EFF DES cracker
machine to break the DES cypher by brute force
In cryptography, the EFF DES cracker (nicknamed "Deep Crack") is a machine built by the Electronic Frontier Foundation (EFF) to perform a brute force search of DES cipher's key space — that is, to decrypt an encrypted message by trying every possible key. The aim in doing this was to prove that DES's key is not long enough to be secure.
The DES uses a 56-bit key, meaning that there are 256 possible keys under which a message can be encrypted.

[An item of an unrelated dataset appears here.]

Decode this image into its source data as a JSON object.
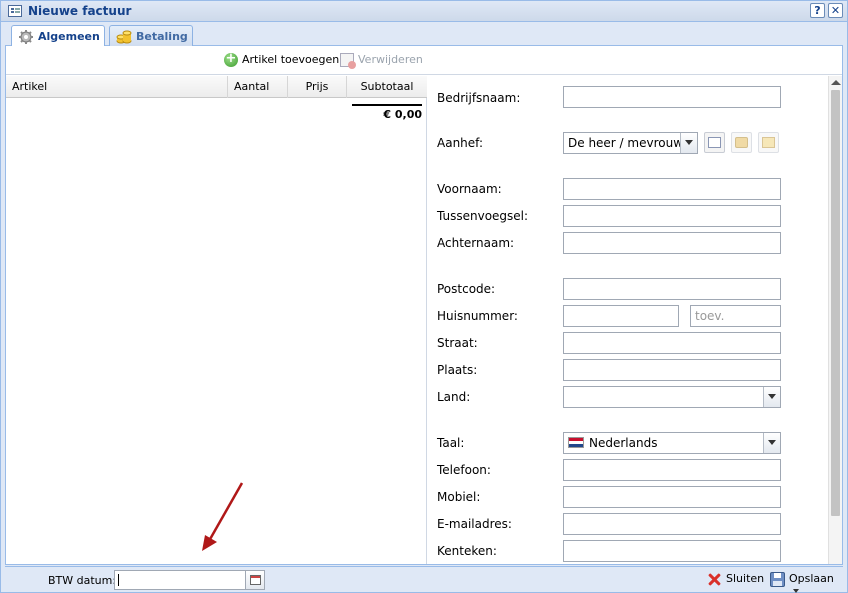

This is approximately 7.21×1016 (more than 72 quadrillion). When DES was approved as a federal standard in 1976, a machine fast enough to test such a number of keys in a reasonable time would have cost an unreasonable amount of money to build.
- The DES Cracker page on EFF's site Archived 2017-05-07 at the Wayback Machine
- Photos of the machine on Cryptography Research's site
- COPACOBANA, an off-the-shelf DES cracking device